On the Job

15 Reasons Why You Shouldn’t Date Your Captain

14 February 2022By Rubi McGrory
An illustration showing two people in love separated by glass.
iStock/hofred

Written by

Rubi McGrory

Rubi McGrory has 25 years in yacht galleys and more than 150,000 miles at sea. Aside from culinary creations, she does art, design,  illustration, and curates custom tablescapes. Follow Rubi’s culinary shenanigans on Instagram @big.cookie.energy. www.rubistudios.com 

When considering the onboard dating pool, keep in mind that boat relationships can land you in some pretty rough water (hello, breakup when you live and work together). Heading to the bridge may appear to be your best option, but starting at the top comes with some downsides.

1. Your first dates will most likely take place in the crew mess, with you in your sexiest khakis and the captain in their finest boat polo.

2. You’ll be the one to make the bed before sneaking out in the morning.

3. Sooner or later the scintillating illicitness of your secret relationship will wear off and you’ll find yourself doing the captain’s accounting.

4. Every time you think you have a quiet stolen moment alone, somebody calls the captain on the radio, pops into the bridge for a chat, or has an urgent question. You had no idea your guests and coworkers ask so many stupid questions.

Sooner or later you’ll find yourself doing the captain’s accounting
iStock/lankogal

5. When you’re hanging out with the crew during their regular bitch-fest about the captain, you’ll have to go along with it and pretend that said captain turns your stomach instead of turning your insides all warm and gooey.

6. On the flip side, if you think hanging out with your fellow crewmembers and listening to them bitch about the captain is annoying, try sitting around with the captain’s mates listening to the whole lot complain about crew.

7. Or worse yet, the boat chat. There is so much boat talk. People become boat captains because they love boats. They are boat nerds — as such, they will geek out on boats at every opportunity. They will talk about boats and engines and horsepower and navigation. You will have to perfect a look of intense interest that actually masks utter, dire boredom.

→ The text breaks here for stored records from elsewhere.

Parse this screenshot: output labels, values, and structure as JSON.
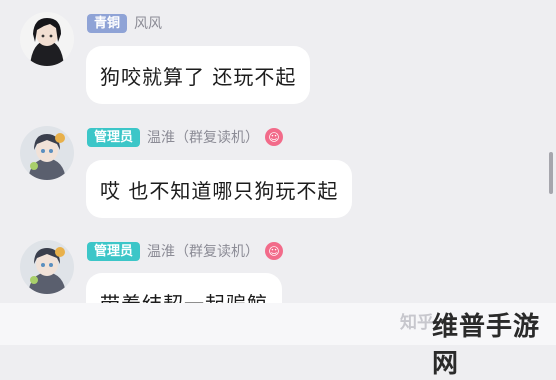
{
  "messages": [
    {
      "badge": "青铜",
      "badge_color": "#8fa3d6",
      "name": "风风",
      "has_emoji_badge": false,
      "text": "狗咬就算了 还玩不起"
    },
    {
      "badge": "管理员",
      "badge_color": "#3cc6c8",
      "name": "温淮（群复读机）",
      "has_emoji_badge": true,
      "text": "哎 也不知道哪只狗玩不起"
    },
    {
      "badge": "管理员",
      "badge_color": "#3cc6c8",
      "name": "温淮（群复读机）",
      "has_emoji_badge": true,
      "text": "带着结契一起骗鲸"
    }
  ],
  "emoji_badge_glyph": "☺",
  "watermark": {
    "zhihu": "知乎",
    "site": "维普手游网"
  }
}
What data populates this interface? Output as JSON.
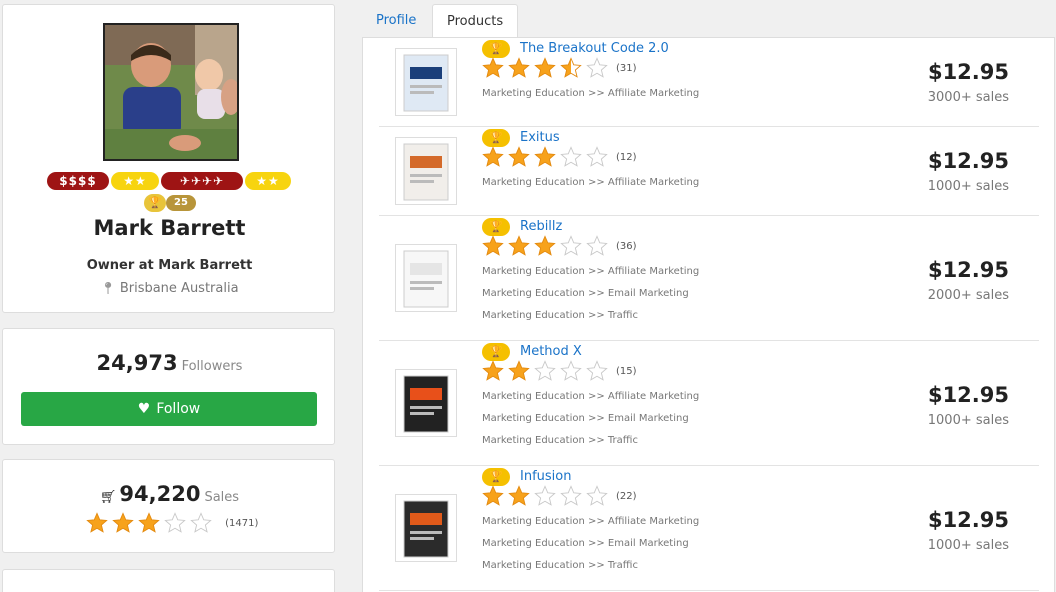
{
  "profile": {
    "name": "Mark Barrett",
    "role": "Owner at Mark Barrett",
    "location": "Brisbane Australia",
    "badges": [
      "$$$$",
      "★★",
      "✈✈✈✈",
      "★★"
    ],
    "trophy_count": "25"
  },
  "followers": {
    "count": "24,973",
    "label": "Followers",
    "button_label": "Follow"
  },
  "sales": {
    "count": "94,220",
    "label": "Sales",
    "rating_count": "(1471)",
    "rating": 3
  },
  "tabs": [
    {
      "label": "Profile"
    },
    {
      "label": "Products"
    }
  ],
  "products": [
    {
      "title": "The Breakout Code 2.0",
      "rating": 3.5,
      "rating_count": "(31)",
      "categories": [
        "Marketing Education >> Affiliate Marketing"
      ],
      "price": "$12.95",
      "sales": "3000+ sales"
    },
    {
      "title": "Exitus",
      "rating": 3,
      "rating_count": "(12)",
      "categories": [
        "Marketing Education >> Affiliate Marketing"
      ],
      "price": "$12.95",
      "sales": "1000+ sales"
    },
    {
      "title": "Rebillz",
      "rating": 3,
      "rating_count": "(36)",
      "categories": [
        "Marketing Education >> Affiliate Marketing",
        "Marketing Education >> Email Marketing",
        "Marketing Education >> Traffic"
      ],
      "price": "$12.95",
      "sales": "2000+ sales"
    },
    {
      "title": "Method X",
      "rating": 2,
      "rating_count": "(15)",
      "categories": [
        "Marketing Education >> Affiliate Marketing",
        "Marketing Education >> Email Marketing",
        "Marketing Education >> Traffic"
      ],
      "price": "$12.95",
      "sales": "1000+ sales"
    },
    {
      "title": "Infusion",
      "rating": 2,
      "rating_count": "(22)",
      "categories": [
        "Marketing Education >> Affiliate Marketing",
        "Marketing Education >> Email Marketing",
        "Marketing Education >> Traffic"
      ],
      "price": "$12.95",
      "sales": "1000+ sales"
    }
  ],
  "colors": {
    "link": "#1a73c8",
    "follow_button": "#28a745",
    "badge_red": "#9e1414",
    "badge_yellow": "#f7d40f",
    "star": "#f7a21b"
  }
}
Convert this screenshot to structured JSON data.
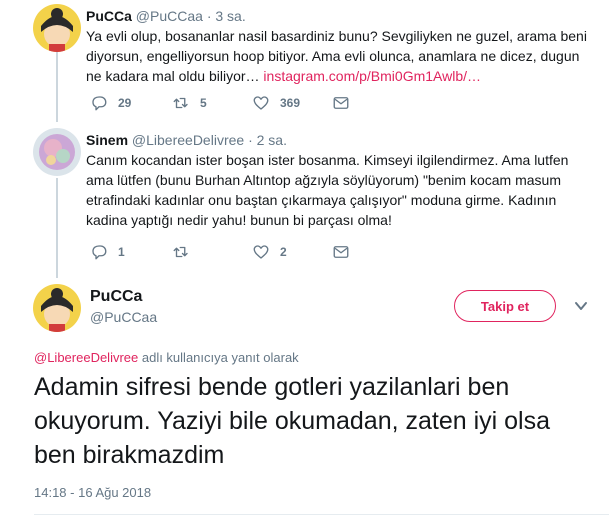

8. When the rest of the crew figure out you and the captain are an item (and they’ll have figured it out ages before you think they have), they’re going to be pretty weird around you — mostly because they’ll become acutely aware of all the captain smack talk they spouted in front of you and wonder how much of it you reported.

The only yachting creature more reviled than the captain’s wife is the angry captain’s wife
iStock/UnitoneVector

9. It’s amazing how small even the biggest yachts become when you need a little space from that partner you live, work, and possibly even share a cabin with.

10. The captain’s wife.  Don’t think she won’t find out about you. The only yachting creature more reviled than the captain’s wife is the angry captain’s wife.

11. That quick stop at the marine supply store on the way to an afternoon at the beach (because they’ve got too much going on to take a whole day off) turns into another stop at a hardware store, and then just one more at an auto parts place. By the time you get to the beach club, it will be time for sunset.

Try going out to dinner without the phone ringing...
iStock/TatianaKulikova

12. Try going out to dinner just once without the phone ringing for a call he absolutely, positively has to take. To talk about boats.

13. Moving into the captain’s cabin is going to be tough on them. They’re used to having the space all to themselves — all of the good storage spots and hidey holes are already taken.

14. Your vacation and holiday time together is at the mercy of everyone else’s schedule: the boss, the yard, the crew, and most especially Mother Nature. Pro-tip: don’t plan a holiday during hurricane season.

15. The captain’s wife. Except this one is you. You got your happily ever after and married your captain. But you’re going to be the cool one, not like all the others.

More from Dockwalk